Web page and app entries
━━━━━━━━━━━━━━━━━━━━

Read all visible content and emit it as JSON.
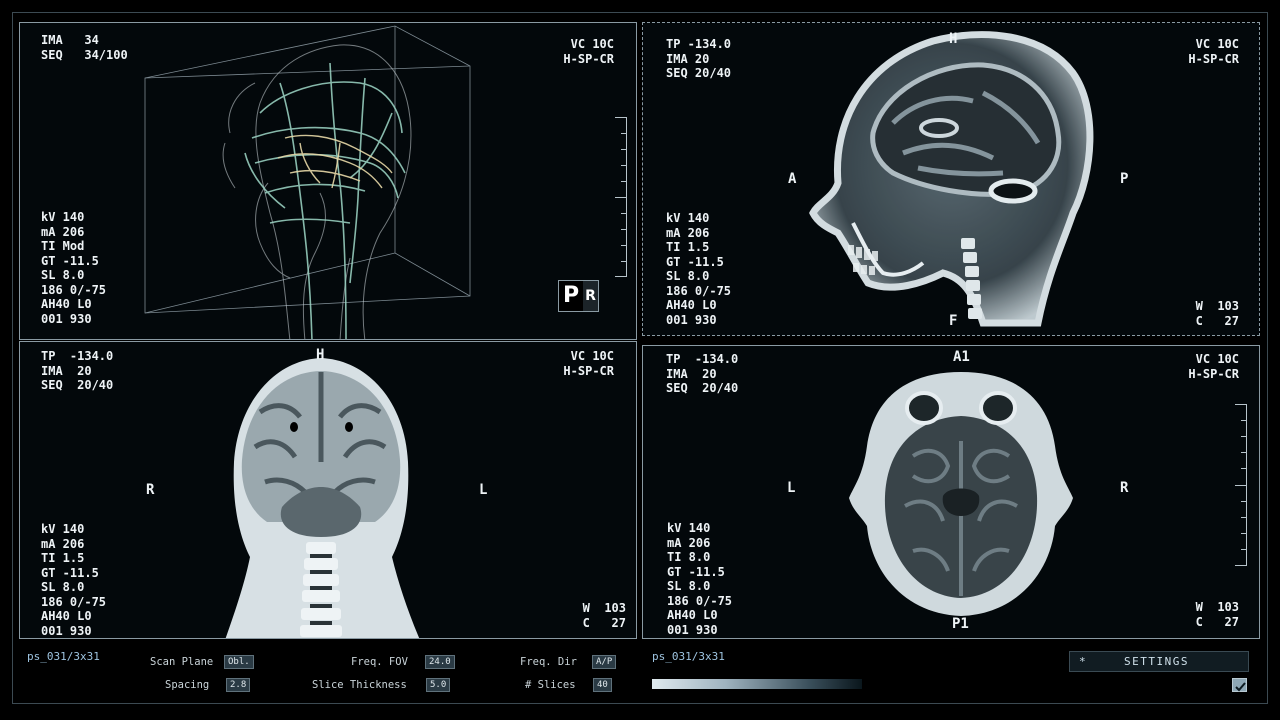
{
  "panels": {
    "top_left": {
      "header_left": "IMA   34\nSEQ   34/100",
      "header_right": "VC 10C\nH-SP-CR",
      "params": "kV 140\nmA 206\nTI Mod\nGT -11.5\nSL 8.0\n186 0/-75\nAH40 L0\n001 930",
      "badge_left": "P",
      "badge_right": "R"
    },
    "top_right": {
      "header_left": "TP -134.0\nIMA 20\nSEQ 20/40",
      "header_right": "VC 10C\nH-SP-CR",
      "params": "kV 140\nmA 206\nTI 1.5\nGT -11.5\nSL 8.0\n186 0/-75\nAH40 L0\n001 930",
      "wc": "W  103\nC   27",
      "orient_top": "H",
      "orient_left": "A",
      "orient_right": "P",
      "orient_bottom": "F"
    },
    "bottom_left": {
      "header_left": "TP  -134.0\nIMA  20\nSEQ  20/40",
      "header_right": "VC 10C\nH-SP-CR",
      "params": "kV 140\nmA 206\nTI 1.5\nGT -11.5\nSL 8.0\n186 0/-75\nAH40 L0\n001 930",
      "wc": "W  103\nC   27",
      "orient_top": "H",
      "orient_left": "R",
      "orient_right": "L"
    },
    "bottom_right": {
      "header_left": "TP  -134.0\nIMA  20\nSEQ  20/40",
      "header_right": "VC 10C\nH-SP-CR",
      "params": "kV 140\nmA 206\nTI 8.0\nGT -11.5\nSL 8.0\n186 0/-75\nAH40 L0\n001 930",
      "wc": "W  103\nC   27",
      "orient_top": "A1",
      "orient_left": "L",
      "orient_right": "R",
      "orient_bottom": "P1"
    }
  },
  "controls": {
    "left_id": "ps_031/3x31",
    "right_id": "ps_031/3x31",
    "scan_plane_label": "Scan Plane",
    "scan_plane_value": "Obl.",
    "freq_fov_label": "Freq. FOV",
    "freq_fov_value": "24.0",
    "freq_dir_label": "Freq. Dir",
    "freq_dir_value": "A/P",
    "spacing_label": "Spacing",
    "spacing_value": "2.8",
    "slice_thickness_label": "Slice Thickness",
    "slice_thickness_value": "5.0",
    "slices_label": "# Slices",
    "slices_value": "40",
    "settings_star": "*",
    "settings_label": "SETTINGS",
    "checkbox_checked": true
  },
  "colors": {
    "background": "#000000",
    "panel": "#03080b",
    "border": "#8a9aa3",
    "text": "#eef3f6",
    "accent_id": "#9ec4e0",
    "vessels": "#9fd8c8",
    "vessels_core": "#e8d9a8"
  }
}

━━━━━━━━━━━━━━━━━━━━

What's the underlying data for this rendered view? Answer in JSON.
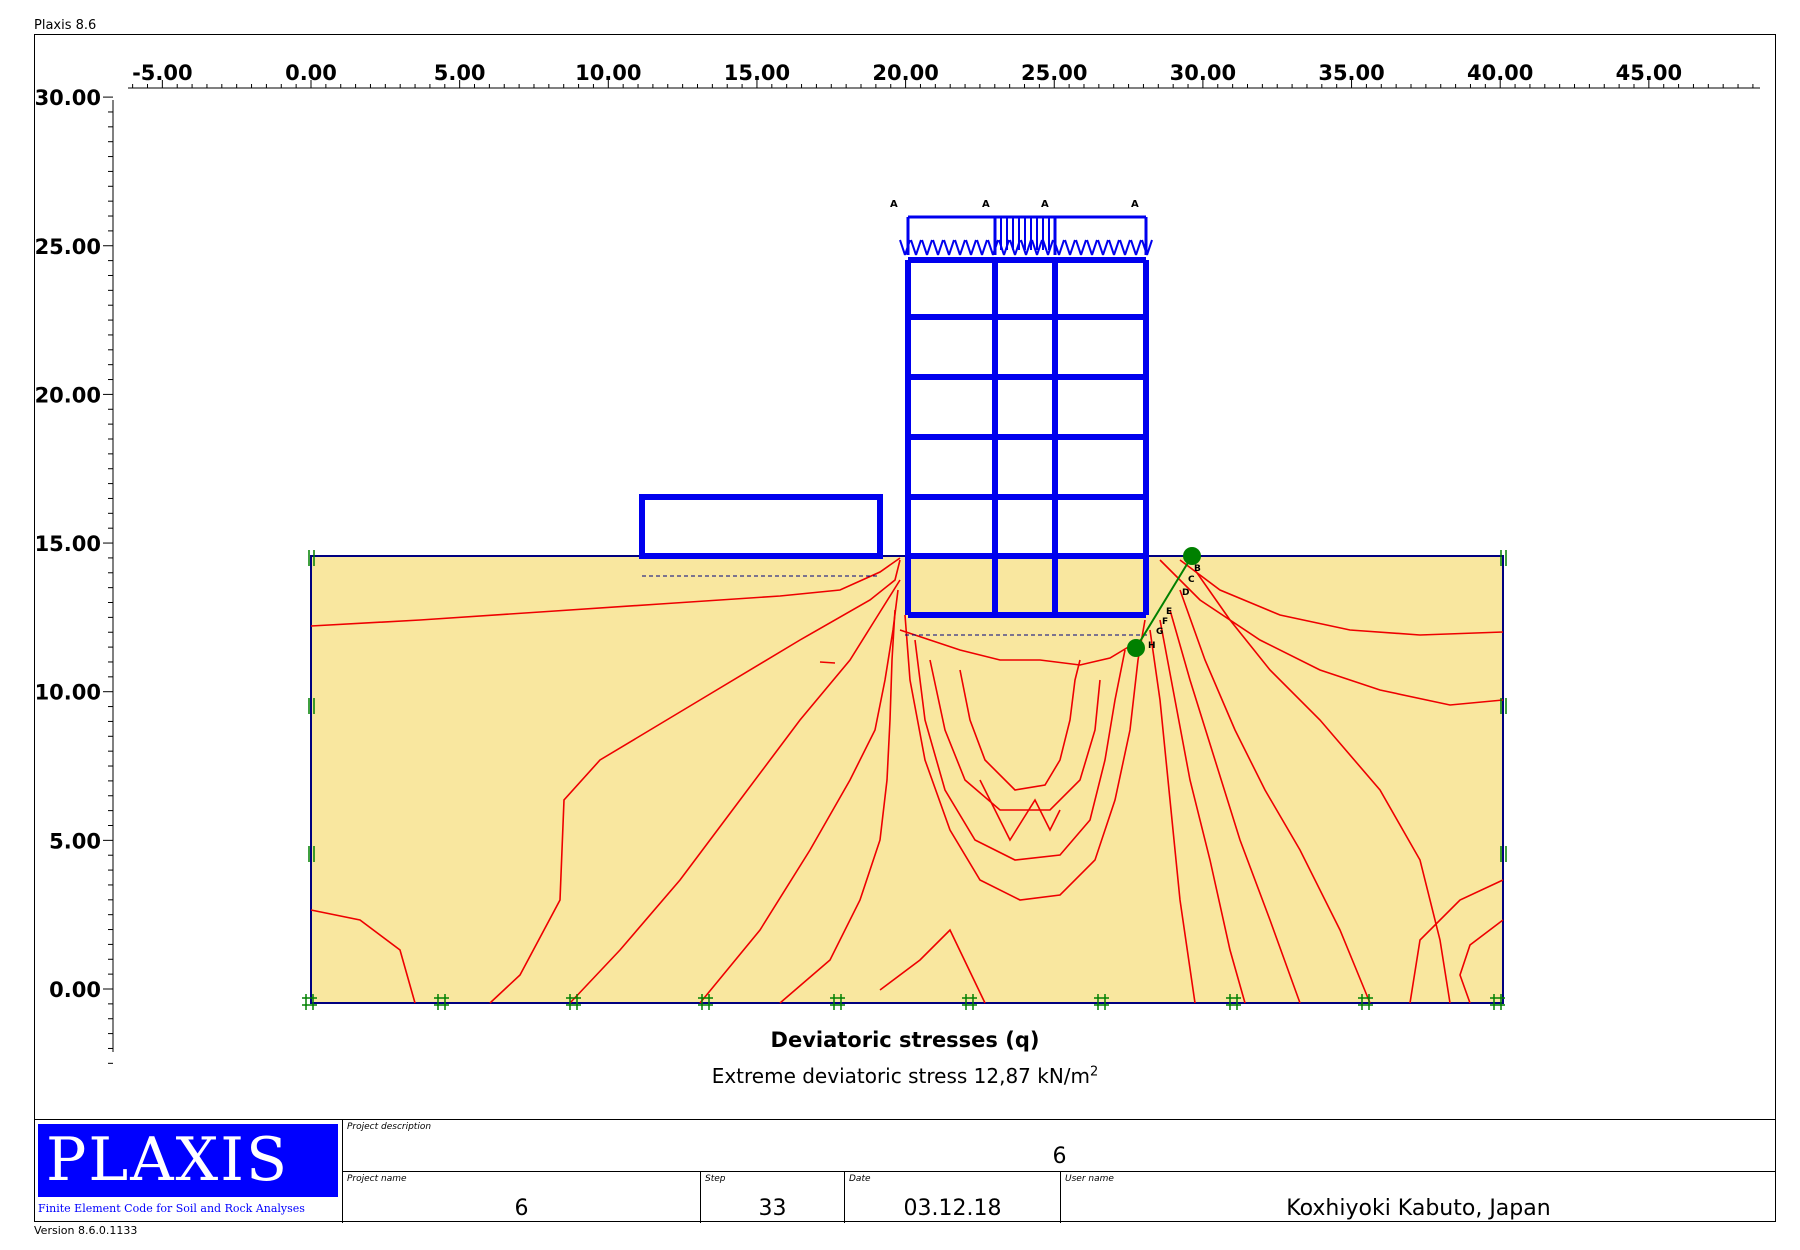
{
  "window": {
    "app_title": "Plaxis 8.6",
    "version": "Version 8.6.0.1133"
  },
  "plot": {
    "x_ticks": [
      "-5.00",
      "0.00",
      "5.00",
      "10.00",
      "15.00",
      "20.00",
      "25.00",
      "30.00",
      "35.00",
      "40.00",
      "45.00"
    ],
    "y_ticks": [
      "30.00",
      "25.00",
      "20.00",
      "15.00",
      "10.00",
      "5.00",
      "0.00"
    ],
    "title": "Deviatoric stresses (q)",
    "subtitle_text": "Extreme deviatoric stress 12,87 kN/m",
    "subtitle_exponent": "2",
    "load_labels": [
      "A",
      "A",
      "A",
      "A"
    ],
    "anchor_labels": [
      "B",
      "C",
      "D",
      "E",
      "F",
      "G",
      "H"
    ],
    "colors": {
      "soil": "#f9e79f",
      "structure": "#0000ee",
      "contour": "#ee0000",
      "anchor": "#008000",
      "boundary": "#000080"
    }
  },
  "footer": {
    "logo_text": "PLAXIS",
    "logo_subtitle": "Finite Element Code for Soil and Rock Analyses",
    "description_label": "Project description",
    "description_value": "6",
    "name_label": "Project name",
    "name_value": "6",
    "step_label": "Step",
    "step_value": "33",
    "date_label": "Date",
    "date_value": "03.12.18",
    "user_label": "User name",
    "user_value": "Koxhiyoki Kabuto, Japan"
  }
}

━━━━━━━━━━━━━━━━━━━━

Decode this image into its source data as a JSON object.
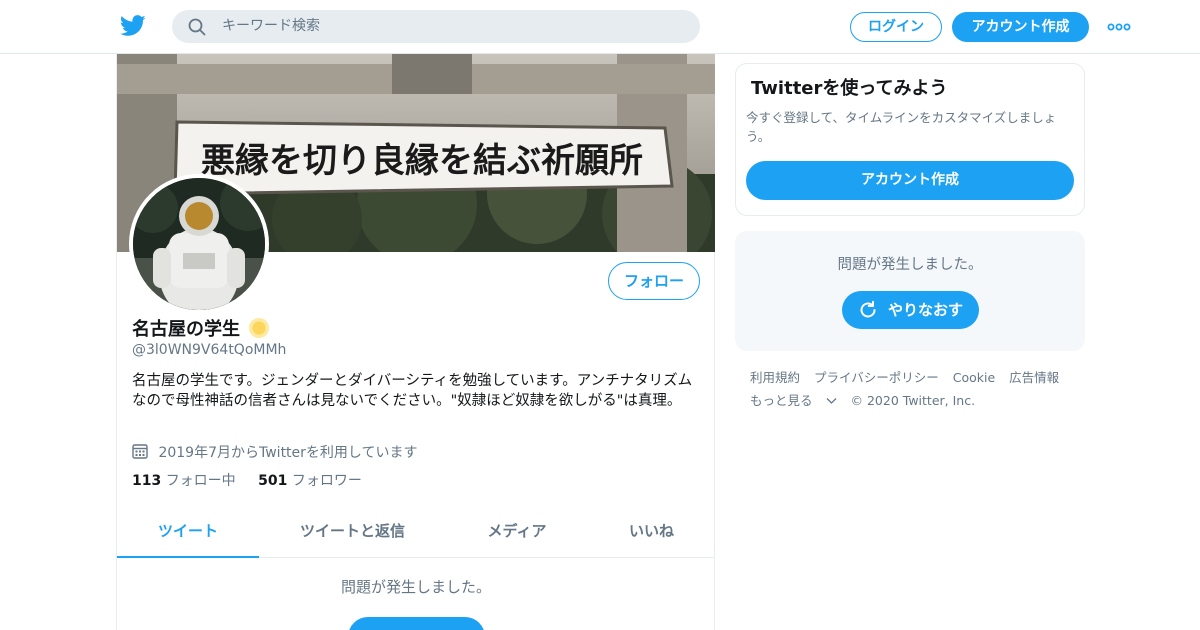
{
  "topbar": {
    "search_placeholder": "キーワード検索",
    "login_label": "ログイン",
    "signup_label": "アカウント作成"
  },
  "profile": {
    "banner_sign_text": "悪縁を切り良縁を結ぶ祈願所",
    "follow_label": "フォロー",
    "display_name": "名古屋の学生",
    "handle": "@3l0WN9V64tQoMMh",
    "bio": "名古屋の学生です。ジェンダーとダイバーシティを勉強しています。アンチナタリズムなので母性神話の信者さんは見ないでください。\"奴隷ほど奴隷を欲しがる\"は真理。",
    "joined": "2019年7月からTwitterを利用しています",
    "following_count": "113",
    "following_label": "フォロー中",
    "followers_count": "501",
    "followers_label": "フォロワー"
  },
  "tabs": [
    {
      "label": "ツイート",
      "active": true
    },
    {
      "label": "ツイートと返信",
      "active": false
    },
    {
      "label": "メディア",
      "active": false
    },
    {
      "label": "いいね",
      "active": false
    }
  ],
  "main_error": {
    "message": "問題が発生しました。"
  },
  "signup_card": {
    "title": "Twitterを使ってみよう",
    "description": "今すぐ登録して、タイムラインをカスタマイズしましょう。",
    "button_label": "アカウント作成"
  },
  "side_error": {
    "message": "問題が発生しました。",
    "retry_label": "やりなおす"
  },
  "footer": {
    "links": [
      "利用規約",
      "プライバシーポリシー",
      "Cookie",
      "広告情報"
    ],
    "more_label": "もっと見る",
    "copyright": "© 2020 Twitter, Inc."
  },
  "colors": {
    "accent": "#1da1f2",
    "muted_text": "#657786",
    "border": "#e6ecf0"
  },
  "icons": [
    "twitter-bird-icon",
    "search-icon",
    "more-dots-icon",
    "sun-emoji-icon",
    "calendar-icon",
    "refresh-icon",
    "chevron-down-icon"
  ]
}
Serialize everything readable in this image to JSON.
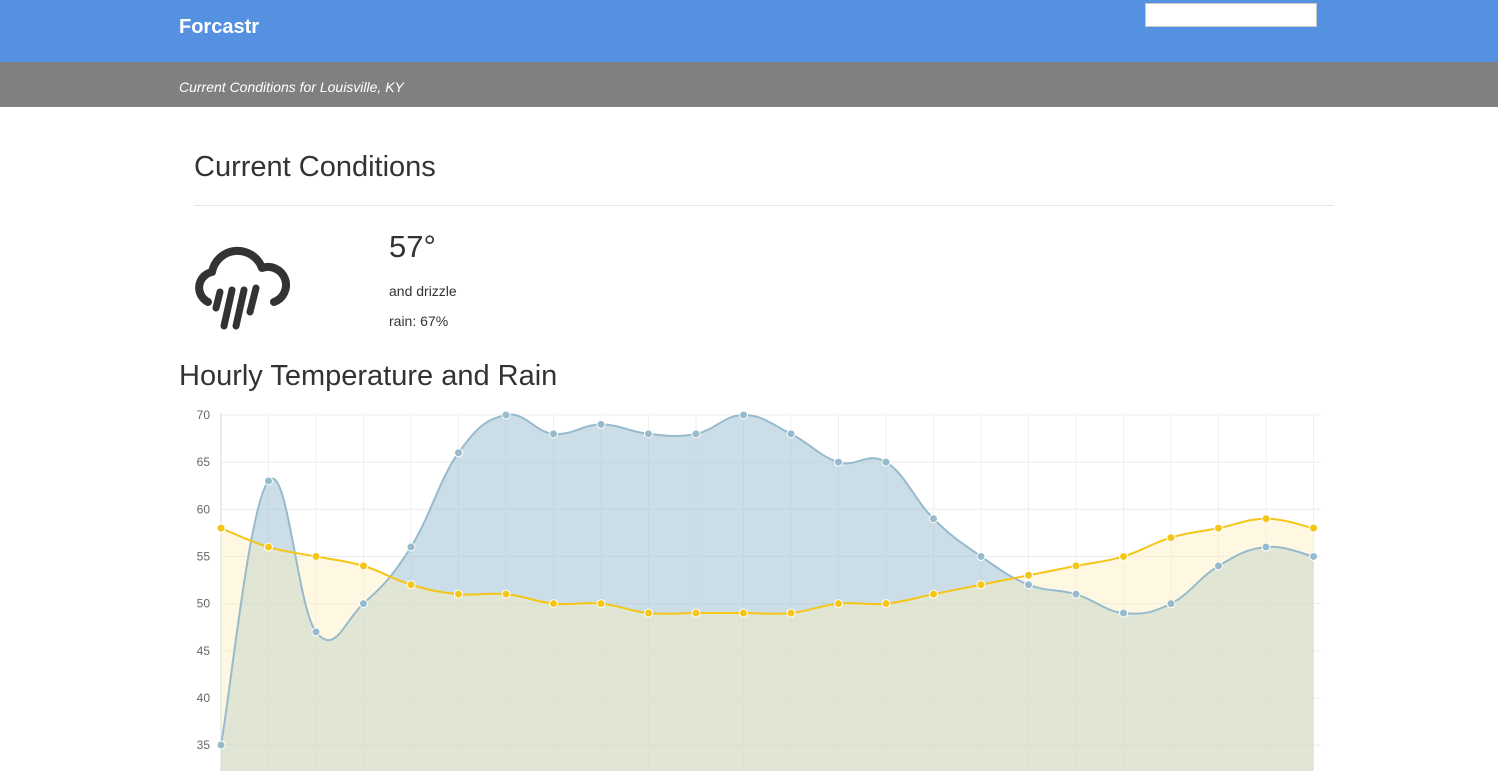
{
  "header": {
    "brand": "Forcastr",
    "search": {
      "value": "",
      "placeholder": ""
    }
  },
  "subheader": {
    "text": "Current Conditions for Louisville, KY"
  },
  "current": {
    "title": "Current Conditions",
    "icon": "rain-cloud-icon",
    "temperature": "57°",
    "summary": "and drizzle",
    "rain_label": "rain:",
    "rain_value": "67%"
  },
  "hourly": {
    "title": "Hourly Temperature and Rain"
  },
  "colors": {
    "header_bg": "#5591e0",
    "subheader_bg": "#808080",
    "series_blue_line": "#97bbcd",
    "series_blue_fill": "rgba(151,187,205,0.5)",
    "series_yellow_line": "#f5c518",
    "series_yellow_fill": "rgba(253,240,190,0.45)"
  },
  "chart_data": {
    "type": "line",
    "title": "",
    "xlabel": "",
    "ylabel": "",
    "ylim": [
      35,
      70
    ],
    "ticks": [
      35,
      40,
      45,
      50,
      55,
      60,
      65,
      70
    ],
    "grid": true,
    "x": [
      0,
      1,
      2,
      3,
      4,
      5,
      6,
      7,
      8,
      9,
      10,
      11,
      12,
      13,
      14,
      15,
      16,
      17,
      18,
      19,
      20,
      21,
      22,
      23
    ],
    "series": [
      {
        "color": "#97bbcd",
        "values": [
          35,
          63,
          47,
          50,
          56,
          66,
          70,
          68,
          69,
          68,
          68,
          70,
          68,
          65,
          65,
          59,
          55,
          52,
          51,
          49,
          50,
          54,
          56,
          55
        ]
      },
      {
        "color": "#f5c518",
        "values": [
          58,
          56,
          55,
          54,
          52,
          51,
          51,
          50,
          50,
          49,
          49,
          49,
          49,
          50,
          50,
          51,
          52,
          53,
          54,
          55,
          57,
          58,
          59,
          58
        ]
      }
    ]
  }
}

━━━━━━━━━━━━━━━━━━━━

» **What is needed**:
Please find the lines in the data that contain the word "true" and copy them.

» **The answer**:
    "checkbox_checked": true
      "active": true
    "grid": true,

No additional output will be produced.